Yes, that’s the result of a recent analysis of the stimulus package. You should download the PDF and read it, but here’s the money quote (emphasis mine):

Our benchmark results suggest that the ARRA created/saved approximately 450 thousand state and local government jobs and destroyed/forestalled roughly one million private sector jobs. State and local government jobs were saved because ARRA funds were largely used to o set state revenue shortfalls and Medicaid increases rather than boost private sector employment. The majority of destroyed/forestalled jobs were in growth industries including health, education, professional and business services. This suggests the possibility that, in absence of the ARRA, many government workers (on average relatively well-educated) would have found private-sector employment had their jobs not been saved.

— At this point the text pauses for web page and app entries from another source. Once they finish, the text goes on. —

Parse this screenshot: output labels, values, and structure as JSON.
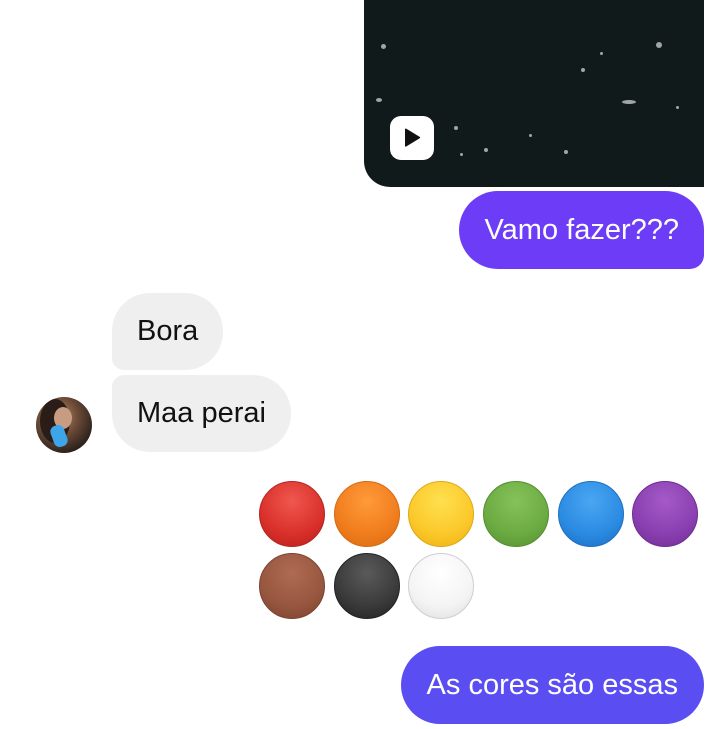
{
  "chat": {
    "video_message": {
      "play_icon": "play-icon"
    },
    "messages": {
      "outgoing_1": "Vamo fazer???",
      "incoming_1": "Bora",
      "incoming_2": "Maa perai",
      "outgoing_2": "As cores são essas"
    },
    "colors": {
      "outgoing_1_bubble": "#6c3cf6",
      "outgoing_2_bubble": "#5a4ef2",
      "incoming_bubble": "#efefef"
    },
    "avatar": {
      "icon": "contact-avatar"
    },
    "color_palette": [
      {
        "name": "red",
        "hex": "#e03a33"
      },
      {
        "name": "orange",
        "hex": "#f07d1d"
      },
      {
        "name": "yellow",
        "hex": "#fbc82a"
      },
      {
        "name": "green",
        "hex": "#6bab42"
      },
      {
        "name": "blue",
        "hex": "#2b8be2"
      },
      {
        "name": "purple",
        "hex": "#8a3fb0"
      },
      {
        "name": "brown",
        "hex": "#97563f"
      },
      {
        "name": "black",
        "hex": "#3a3a3a"
      },
      {
        "name": "white",
        "hex": "#f4f4f4"
      }
    ]
  }
}
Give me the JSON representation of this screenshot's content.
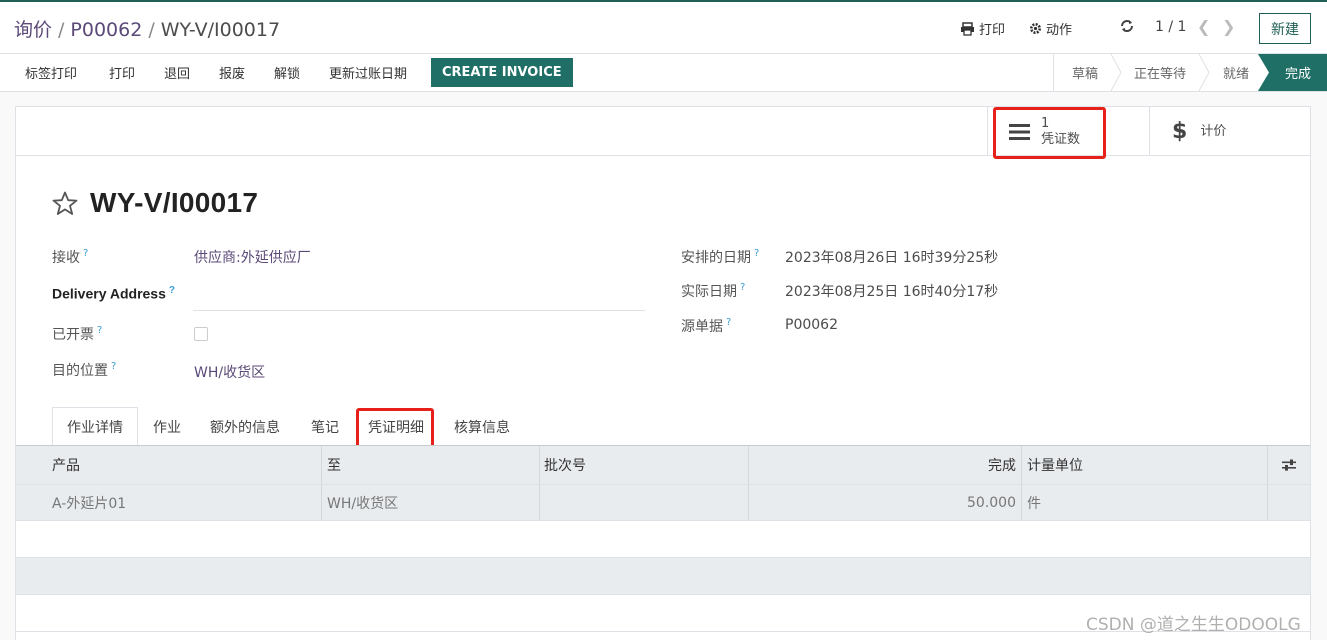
{
  "breadcrumb": {
    "level1": "询价",
    "level2": "P00062",
    "current": "WY-V/I00017",
    "separator": "/"
  },
  "control_panel": {
    "print_label": "打印",
    "action_label": "动作",
    "pager": "1 / 1",
    "new_label": "新建"
  },
  "status_bar": {
    "buttons": [
      "标签打印",
      "打印",
      "退回",
      "报废",
      "解锁",
      "更新过账日期"
    ],
    "primary_button": "CREATE INVOICE",
    "stages": [
      "草稿",
      "正在等待",
      "就绪",
      "完成"
    ],
    "active_stage": "完成"
  },
  "smart_buttons": {
    "voucher_count": "1",
    "voucher_label": "凭证数",
    "pricing_label": "计价"
  },
  "record": {
    "title": "WY-V/I00017",
    "left_fields": {
      "receive_label": "接收",
      "receive_value": "供应商:外延供应厂",
      "delivery_address_label": "Delivery Address",
      "delivery_address_value": "",
      "invoiced_label": "已开票",
      "destination_label": "目的位置",
      "destination_value": "WH/收货区"
    },
    "right_fields": {
      "scheduled_label": "安排的日期",
      "scheduled_value": "2023年08月26日 16时39分25秒",
      "actual_label": "实际日期",
      "actual_value": "2023年08月25日 16时40分17秒",
      "source_label": "源单据",
      "source_value": "P00062"
    },
    "help_marker": "?"
  },
  "tabs": [
    "作业详情",
    "作业",
    "额外的信息",
    "笔记",
    "凭证明细",
    "核算信息"
  ],
  "table": {
    "headers": [
      "产品",
      "至",
      "批次号",
      "完成",
      "计量单位"
    ],
    "rows": [
      {
        "product": "A-外延片01",
        "to": "WH/收货区",
        "lot": "",
        "done": "50.000",
        "uom": "件"
      }
    ]
  },
  "watermark": "CSDN @道之生生ODOOLG",
  "colors": {
    "brand": "#1f6f66",
    "highlight": "#e8201a",
    "link": "#5b4a78"
  }
}
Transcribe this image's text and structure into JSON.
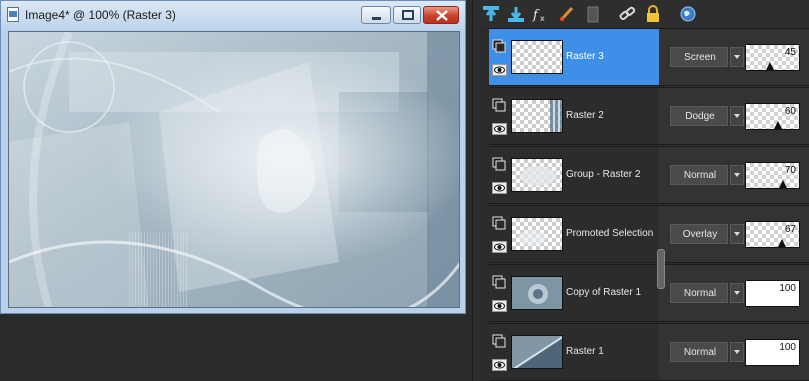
{
  "window": {
    "title": "Image4* @ 100% (Raster 3)",
    "icon": "document-icon",
    "buttons": [
      "minimize-icon",
      "maximize-icon",
      "close-icon"
    ]
  },
  "layer_toolbar": {
    "icons": [
      "new-raster-layer-icon",
      "new-vector-layer-icon",
      "fx-effects-icon",
      "brush-edit-icon",
      "delete-layer-icon",
      "link-layer-icon",
      "lock-transparency-icon",
      "globe-icon"
    ]
  },
  "layers": [
    {
      "name": "Raster 3",
      "blend_mode": "Screen",
      "opacity": "45",
      "opacity_level": 0.45,
      "selected": true
    },
    {
      "name": "Raster 2",
      "blend_mode": "Dodge",
      "opacity": "60",
      "opacity_level": 0.6,
      "selected": false
    },
    {
      "name": "Group - Raster 2",
      "blend_mode": "Normal",
      "opacity": "70",
      "opacity_level": 0.7,
      "selected": false
    },
    {
      "name": "Promoted Selection",
      "blend_mode": "Overlay",
      "opacity": "67",
      "opacity_level": 0.67,
      "selected": false
    },
    {
      "name": "Copy of Raster 1",
      "blend_mode": "Normal",
      "opacity": "100",
      "opacity_level": 1.0,
      "selected": false
    },
    {
      "name": "Raster 1",
      "blend_mode": "Normal",
      "opacity": "100",
      "opacity_level": 1.0,
      "selected": false
    }
  ],
  "colors": {
    "selection": "#3d8fe8",
    "panel_bg": "#2e2e2e",
    "close_button": "#c8412c"
  }
}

Searching across alternative model specifications, the best-case scenario for an effectual ARRA has the Act creating/saving a net 659 thousand jobs, mainly in government.

So, their analysis has a net loss of about half a million jobs, and their best case analysis is a net gain of a half a million jobs. The researchers note that the different conclusions are usually based on the “Keynesian multiplier”, an item that is taken on faith by Keynesians with absolutely no empirical evidence in support of it.

So, depending on worst case or best case, we spent about $1.5 million for every lost job or saved job, respectively. Government spending at its finest. I’m telling you, the government could have gotten me fired for free, or saved my job for a lot less than $1.5 million. However, if the government wants to spend $1.5 million on me for two years of work, I will happily accept the money.

No matter how you slice it, whether you agree with the pessimistic numbers (I do), or the optimistic, Keynesian ones, the stimulus package has been a dismal failure.

When I was growing up, there was this joke/riddle that was popular:

Q: What do you call 50 dead lawyers at the bottom of the ocean?

A: A good start.

Today, I think you should replace lawyers with “Keynesian economists”. A lost decade is a best case scenario if these policies are allowed to continue.